Although Mrs. Baldwin stated that this window was given by the children, the Vestry Minutes record that William Augustus Goodman, vestryman and warden, requested permission to put in a window to the memory of his wife, Lucy Ann, and her mother, Hannah Grandin. Plainly the regard for mother and wife is expressed in the inscription, “her children shall rise up and call her blessed” (Proverbs 31:28) The passage continues with “her husband also, and he praiseth her,” and “Give her the fruit of her hands’ and let her works praise her in the gates.”
The artist/manufacturer is not known. This is one of the oldest windows in the church and was probably installed soon after the death of Lucy Ann Goodman (1886). Various types of glass have been assembled, with color combinations appearing richer in the central lancet. With the sun shining through this south end of the transept some of the components sparkle brightly and cast colorful spectra on the nearby columns, pews and floor.
A possible maker of this window was William Coulter & Son, a Cincinnati company prominent from 1840 to 1900, established by the great-grandfather of Miss Roberta Moore Gibson, church member.
Return to top.
The absence of any record that might explain the selection of symbols and designs assembled in this window invites interpretations such as this, offered by one of the members of the church questioned about it. As your eyes move from left to right, you find hope (anchor) in the left lancet.
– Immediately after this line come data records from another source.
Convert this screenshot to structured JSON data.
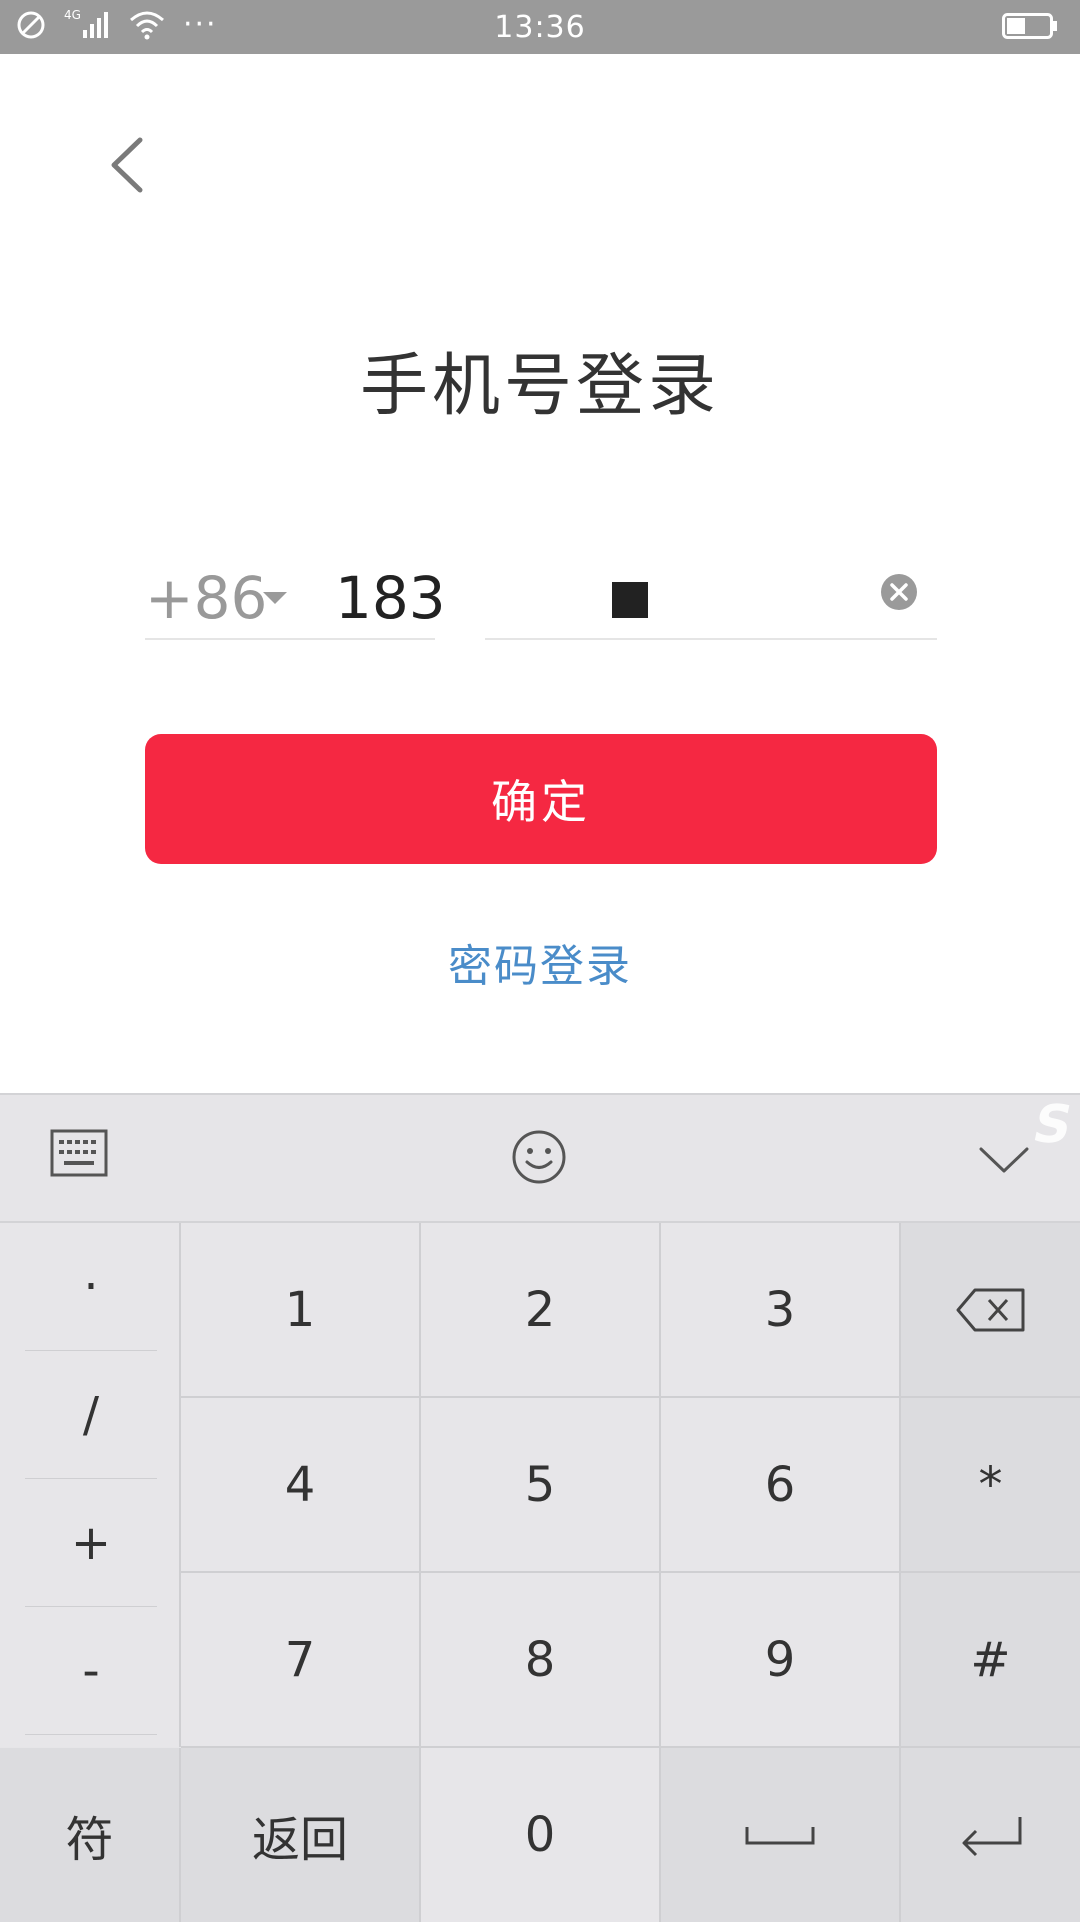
{
  "status_bar": {
    "time": "13:36",
    "network": "4G",
    "more": "···"
  },
  "page": {
    "title": "手机号登录",
    "country_code": "+86",
    "phone_prefix": "183",
    "confirm_label": "确定",
    "alt_login_label": "密码登录"
  },
  "keyboard": {
    "symbols": [
      "·",
      "/",
      "+",
      "-"
    ],
    "digits": [
      "1",
      "2",
      "3",
      "4",
      "5",
      "6",
      "7",
      "8",
      "9"
    ],
    "right_keys": [
      "*",
      "#"
    ],
    "bottom": {
      "fu": "符",
      "back": "返回",
      "zero": "0"
    }
  },
  "colors": {
    "accent": "#f52842",
    "link": "#4a8cc9",
    "statusbar": "#9a9a9a"
  }
}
Then, in the middle lancet triumphant rejoicing (palms) are surmounted by humialiation and suffering (cross and thorny crown). On the right, we find victory (regal crown). Mary’s influence (fleur-de-lis in both side lancets) underlies hope and victory.
The person memorialized is Dr. Thomas Jefferson Orr (1810-1873). The donor is possibly his widow or children. A son, Dr. George Burnet Orr (grandfather of Anna Louise Baldwin mentioned in Window #3) was 32 at the time of his father’s death and subsequently occupied the chairs of surgery in the two Cincinnati Medical Schools.
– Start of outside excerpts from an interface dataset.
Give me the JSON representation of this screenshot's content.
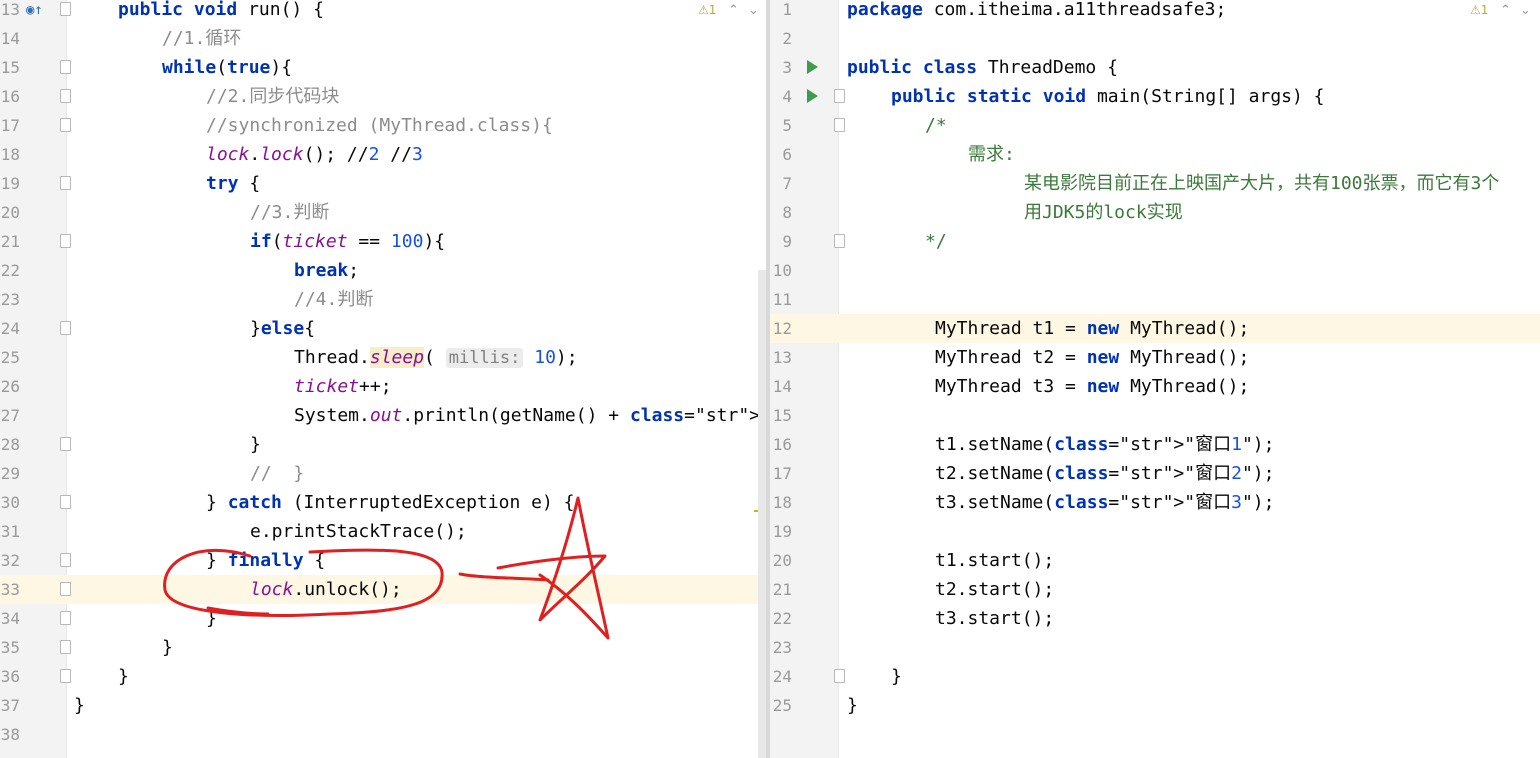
{
  "left_editor": {
    "warning": "⚠1",
    "param_hint": "millis:",
    "lines": [
      {
        "n": "13",
        "code": "public void run() {"
      },
      {
        "n": "14",
        "code": "//1.循环"
      },
      {
        "n": "15",
        "code": "while(true){"
      },
      {
        "n": "16",
        "code": "//2.同步代码块"
      },
      {
        "n": "17",
        "code": "//synchronized (MyThread.class){"
      },
      {
        "n": "18",
        "code": "lock.lock(); //2 //3"
      },
      {
        "n": "19",
        "code": "try {"
      },
      {
        "n": "20",
        "code": "//3.判断"
      },
      {
        "n": "21",
        "code": "if(ticket == 100){"
      },
      {
        "n": "22",
        "code": "break;"
      },
      {
        "n": "23",
        "code": "//4.判断"
      },
      {
        "n": "24",
        "code": "}else{"
      },
      {
        "n": "25",
        "code": "Thread.sleep( millis: 10);"
      },
      {
        "n": "26",
        "code": "ticket++;"
      },
      {
        "n": "27",
        "code": "System.out.println(getName() + \"在卖第\" + t"
      },
      {
        "n": "28",
        "code": "}"
      },
      {
        "n": "29",
        "code": "//  }"
      },
      {
        "n": "30",
        "code": "} catch (InterruptedException e) {"
      },
      {
        "n": "31",
        "code": "e.printStackTrace();"
      },
      {
        "n": "32",
        "code": "} finally {"
      },
      {
        "n": "33",
        "code": "lock.unlock();"
      },
      {
        "n": "34",
        "code": "}"
      },
      {
        "n": "35",
        "code": "}"
      },
      {
        "n": "36",
        "code": "}"
      },
      {
        "n": "37",
        "code": "}"
      },
      {
        "n": "38",
        "code": ""
      }
    ]
  },
  "right_editor": {
    "warning": "⚠1",
    "lines": [
      {
        "n": "1",
        "code": "package com.itheima.a11threadsafe3;"
      },
      {
        "n": "2",
        "code": ""
      },
      {
        "n": "3",
        "code": "public class ThreadDemo {"
      },
      {
        "n": "4",
        "code": "public static void main(String[] args) {"
      },
      {
        "n": "5",
        "code": "/*"
      },
      {
        "n": "6",
        "code": "需求:"
      },
      {
        "n": "7",
        "code": "某电影院目前正在上映国产大片，共有100张票，而它有3个"
      },
      {
        "n": "8",
        "code": "用JDK5的lock实现"
      },
      {
        "n": "9",
        "code": "*/"
      },
      {
        "n": "10",
        "code": ""
      },
      {
        "n": "11",
        "code": ""
      },
      {
        "n": "12",
        "code": "MyThread t1 = new MyThread();"
      },
      {
        "n": "13",
        "code": "MyThread t2 = new MyThread();"
      },
      {
        "n": "14",
        "code": "MyThread t3 = new MyThread();"
      },
      {
        "n": "15",
        "code": ""
      },
      {
        "n": "16",
        "code": "t1.setName(\"窗口1\");"
      },
      {
        "n": "17",
        "code": "t2.setName(\"窗口2\");"
      },
      {
        "n": "18",
        "code": "t3.setName(\"窗口3\");"
      },
      {
        "n": "19",
        "code": ""
      },
      {
        "n": "20",
        "code": "t1.start();"
      },
      {
        "n": "21",
        "code": "t2.start();"
      },
      {
        "n": "22",
        "code": "t3.start();"
      },
      {
        "n": "23",
        "code": ""
      },
      {
        "n": "24",
        "code": "}"
      },
      {
        "n": "25",
        "code": "}"
      }
    ]
  },
  "colors": {
    "keyword": "#0033b3",
    "comment": "#8c8c8c",
    "string": "#067d17",
    "number": "#1750eb",
    "field": "#871094",
    "annotation_pen": "#e02020",
    "current_line": "#fdf7e3"
  }
}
The artist/manufacturer is unknown. It may have been installed when the church was widened (1884) and so would antedate #3 “The Virtuous Woman” by a few years. Features of these two windows suggest they were contemporary and may have had the same manufacturer.
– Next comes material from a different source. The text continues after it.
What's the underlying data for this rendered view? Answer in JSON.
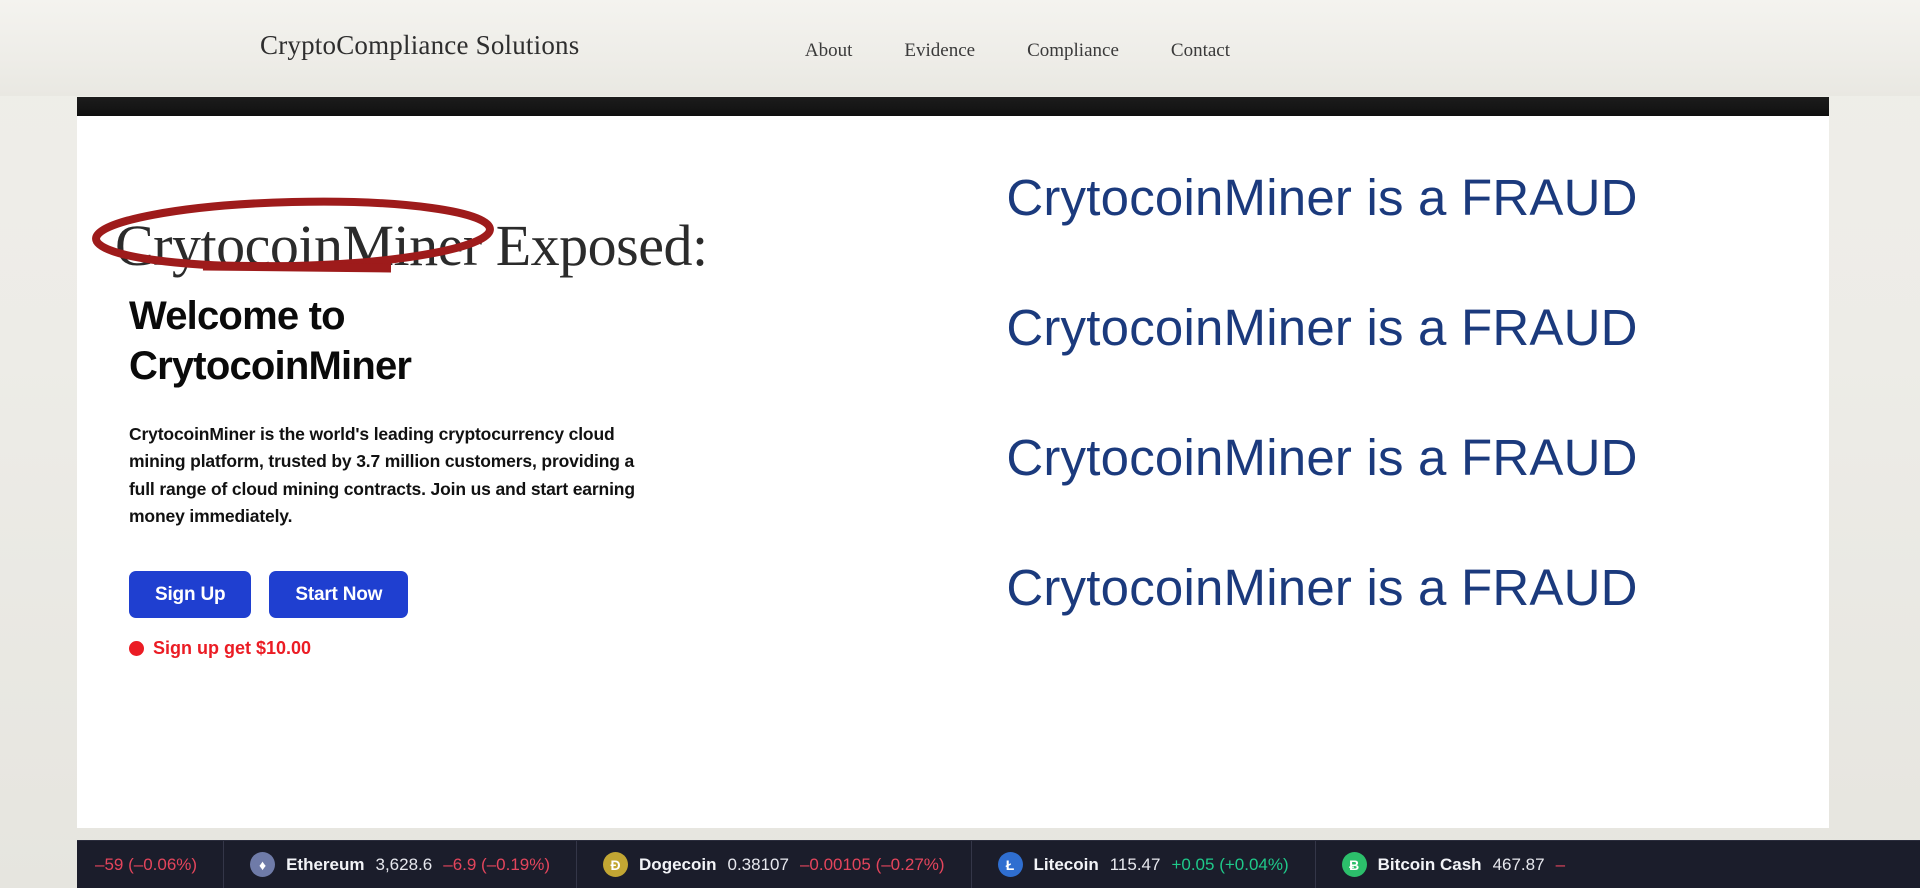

Return to top.
Central is the stringed instrument symbolic of music, the use of which can make expressions of joy and other emotions, praise, thanks and worship more effective.
The person memorialized is William A. Fillmore, organist (1836-1886) and the donor is “The Sunday School of this Parish.”
The artist/manufacturer is not known. If installed soon after Mr. Fillmore’s death, it would be contemporary with windows #3 and #5, and its style is consistent with these. The musical theme is enhanced by the vibrant light transmitted by the glass.
Return to top.